Conversely, Facebook status updates — “Eating a Blow Pop for the first time in a long time lol” — are not going to be earning anyone sitcoms or book deals any time soon. Because Facebook is just about being a person, and because you’re a person living in the 21rst century you are “special” and deserve your own space on the Internet, it gives people the license to post any inane or embarrassing thing that’s on their minds. Status updates tend to fall under the following categories (these are all real Facebook statuses):
1. Vague, therefore inviting curiosity (read: attention). Examples: “(User name) wonders why people insist on doing things the hard way”; “(User name) is nervous....” 2. Passive cries for help. Example: “having a very tough time right now” 3. Religious/political drivel. Example: “Despite the way I feel, I am determined to wear a smile today— all day. In Jesus' name I pray, AMEN.” (note: nothing against religion, but that statement means nothing to me); anything posted after the 2008 presidential election/anything about “socialist” Barack Obama 4. Overshares. Example: “my baby threw up twice today!!!”; anything bathroom-related 5. Completely and utterly pointless. Example: “The elbow hurts so bad! I hope it's just the weather.”
And the worst thing is that Facebook is a forum for positive affirmation of these inane Internet farts! You can “like” statuses and leave comments on them, further encouraging people to be stupid (at this point, there is no “dislike” option). And it’s really difficult to defriend people for the reason I said before, because you’re callously rejecting someone’s entire existence, but also because a Facebook friendship is a reciprocal one. When you agree to be “friends” with someone on the site, both parties enter into a mutual sharing relationship, unless you alter your privacy settings for that one particular person. With Twitter, someone can follow you, but it’s not necessary to return the favor. And people don’t often realize or care if someone they are following is following them, as well (unless you run your user name in a site like Friend or Follow). Again, talented Twitter users are rewarded with more followers — you have to earn your popularity (unless, like I said, you're Lindsay Lohan or someone). Facebook doesn’t work that way.

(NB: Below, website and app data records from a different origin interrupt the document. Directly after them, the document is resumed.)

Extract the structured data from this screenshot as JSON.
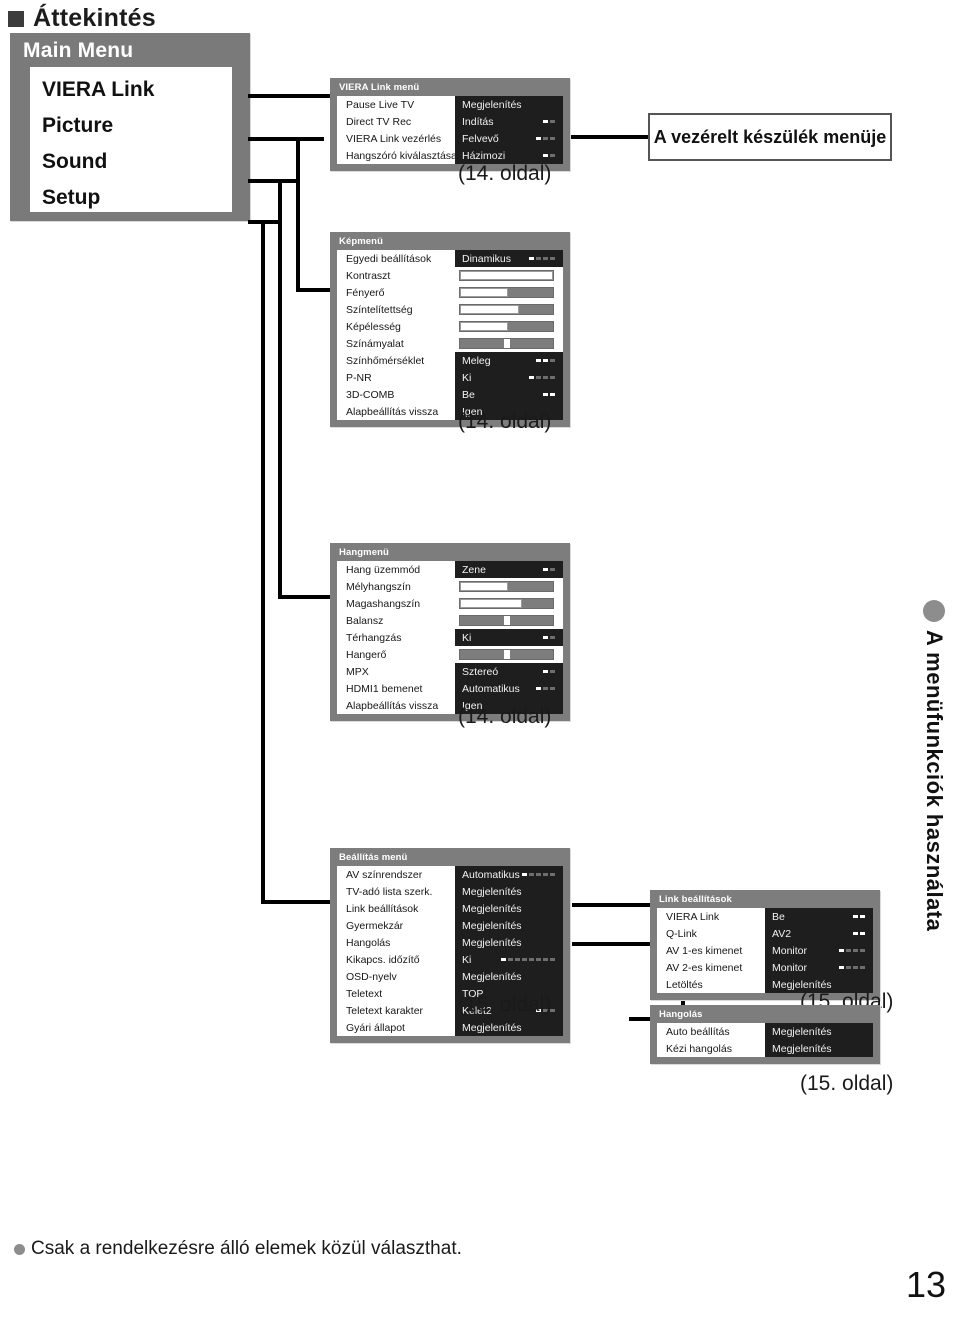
{
  "heading": {
    "text": "Áttekintés",
    "bullet": "filled-square"
  },
  "main_menu": {
    "title": "Main Menu",
    "items": [
      {
        "label": "VIERA Link"
      },
      {
        "label": "Picture"
      },
      {
        "label": "Sound"
      },
      {
        "label": "Setup"
      }
    ]
  },
  "controlled_device_box": {
    "label": "A vezérelt készülék menüje"
  },
  "page_refs": {
    "viera_link": "(14. oldal)",
    "picture": "(14. oldal)",
    "sound": "(14. oldal)",
    "setup": "(15. oldal)",
    "link_settings": "(15. oldal)",
    "tuning": "(15. oldal)"
  },
  "menus": {
    "viera_link": {
      "title": "VIERA Link menü",
      "rows": [
        {
          "label": "Pause Live TV",
          "value": "Megjelenítés",
          "dash": null
        },
        {
          "label": "Direct TV Rec",
          "value": "Indítás",
          "dash": {
            "total": 2,
            "active": 1
          }
        },
        {
          "label": "VIERA Link vezérlés",
          "value": "Felvevő",
          "dash": {
            "total": 3,
            "active": 1
          }
        },
        {
          "label": "Hangszóró kiválasztása",
          "value": "Házimozi",
          "dash": {
            "total": 2,
            "active": 1
          }
        }
      ]
    },
    "picture": {
      "title": "Képmenü",
      "rows": [
        {
          "label": "Egyedi beállítások",
          "type": "value",
          "value": "Dinamikus",
          "dash": {
            "total": 4,
            "active": 1
          }
        },
        {
          "label": "Kontraszt",
          "type": "slider",
          "fill": 100,
          "knob": null
        },
        {
          "label": "Fényerő",
          "type": "slider",
          "fill": 52,
          "knob": null
        },
        {
          "label": "Színtelítettség",
          "type": "slider",
          "fill": 63,
          "knob": null
        },
        {
          "label": "Képélesség",
          "type": "slider",
          "fill": 52,
          "knob": null
        },
        {
          "label": "Színámyalat",
          "type": "slider",
          "fill": 0,
          "knob": 47
        },
        {
          "label": "Színhőmérséklet",
          "type": "value",
          "value": "Meleg",
          "dash": {
            "total": 3,
            "active": 2
          }
        },
        {
          "label": "P-NR",
          "type": "value",
          "value": "Ki",
          "dash": {
            "total": 4,
            "active": 1
          }
        },
        {
          "label": "3D-COMB",
          "type": "value",
          "value": "Be",
          "dash": {
            "total": 2,
            "active": 2
          }
        },
        {
          "label": "Alapbeállítás vissza",
          "type": "value",
          "value": "Igen",
          "dash": null
        }
      ]
    },
    "sound": {
      "title": "Hangmenü",
      "rows": [
        {
          "label": "Hang üzemmód",
          "type": "value",
          "value": "Zene",
          "dash": {
            "total": 2,
            "active": 1
          }
        },
        {
          "label": "Mélyhangszín",
          "type": "slider",
          "fill": 52,
          "knob": null
        },
        {
          "label": "Magashangszín",
          "type": "slider",
          "fill": 67,
          "knob": null
        },
        {
          "label": "Balansz",
          "type": "slider",
          "fill": 0,
          "knob": 47
        },
        {
          "label": "Térhangzás",
          "type": "value",
          "value": "Ki",
          "dash": {
            "total": 2,
            "active": 1
          }
        },
        {
          "label": "Hangerő",
          "type": "slider",
          "fill": 0,
          "knob": 47
        },
        {
          "label": "MPX",
          "type": "value",
          "value": "Sztereó",
          "dash": {
            "total": 2,
            "active": 1
          }
        },
        {
          "label": "HDMI1 bemenet",
          "type": "value",
          "value": "Automatikus",
          "dash": {
            "total": 3,
            "active": 1
          }
        },
        {
          "label": "Alapbeállítás vissza",
          "type": "value",
          "value": "Igen",
          "dash": null
        }
      ]
    },
    "setup": {
      "title": "Beállítás menü",
      "rows": [
        {
          "label": "AV színrendszer",
          "value": "Automatikus",
          "dash": {
            "total": 5,
            "active": 1
          }
        },
        {
          "label": "TV-adó lista szerk.",
          "value": "Megjelenítés",
          "dash": null
        },
        {
          "label": "Link beállítások",
          "value": "Megjelenítés",
          "dash": null
        },
        {
          "label": "Gyermekzár",
          "value": "Megjelenítés",
          "dash": null
        },
        {
          "label": "Hangolás",
          "value": "Megjelenítés",
          "dash": null
        },
        {
          "label": "Kikapcs. időzítő",
          "value": "Ki",
          "dash": {
            "total": 8,
            "active": 1
          }
        },
        {
          "label": "OSD-nyelv",
          "value": "Megjelenítés",
          "dash": null
        },
        {
          "label": "Teletext",
          "value": "TOP",
          "dash": null
        },
        {
          "label": "Teletext karakter",
          "value": "Kelet2",
          "dash": {
            "total": 3,
            "active": 1
          }
        },
        {
          "label": "Gyári állapot",
          "value": "Megjelenítés",
          "dash": null
        }
      ]
    },
    "link_settings": {
      "title": "Link beállítások",
      "rows": [
        {
          "label": "VIERA Link",
          "value": "Be",
          "dash": {
            "total": 2,
            "active": 2
          }
        },
        {
          "label": "Q-Link",
          "value": "AV2",
          "dash": {
            "total": 2,
            "active": 2
          }
        },
        {
          "label": "AV 1-es kimenet",
          "value": "Monitor",
          "dash": {
            "total": 4,
            "active": 1
          }
        },
        {
          "label": "AV 2-es kimenet",
          "value": "Monitor",
          "dash": {
            "total": 4,
            "active": 1
          }
        },
        {
          "label": "Letöltés",
          "value": "Megjelenítés",
          "dash": null
        }
      ]
    },
    "tuning": {
      "title": "Hangolás",
      "rows": [
        {
          "label": "Auto beállítás",
          "value": "Megjelenítés",
          "dash": null
        },
        {
          "label": "Kézi hangolás",
          "value": "Megjelenítés",
          "dash": null
        }
      ]
    }
  },
  "side_tab": {
    "text": "A menüfunkciók használata",
    "bullet": "filled-circle"
  },
  "footer": {
    "note": "Csak a rendelkezésre álló elemek közül választhat.",
    "bullet": "filled-circle"
  },
  "page_number": "13"
}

With two critically-acclaimed movies about Facebook out lately — The Social Network and Catfish — it seems like Facebook is still very much a part of our culture. But will it stay that way? I feel like it’s gotten so stupid to the point of near implosion, but it may just be initial shock from not using the site for so long. And with Facebook’s general recklessness and disregard for user privacy becoming increasingly problematic, to the point where other sites are the ones providing instructions on how to manage one’s Facebook privacy, it seems like it’s ripe for a competitor to emerge and cause a social network diaspora (maybe Diaspora?). A lot of people, like myself, like Twitter more than Facebook, but Twitter isn’t really meant as the full-service social networking site like Facebook. Maybe it could be that this whole social networking thing is relatively new, and we really don’t know how to handle it? Maybe we will eventually do good with Facebook, but since my generation is socialized to believe that everything we say or do is special and worthy of a forum thanks to the Internet and reality TV, we just end using it in a masturbatory way. But until we figure that out, I’m going to stay away from Facebook, even if that means I don’t exist to most people.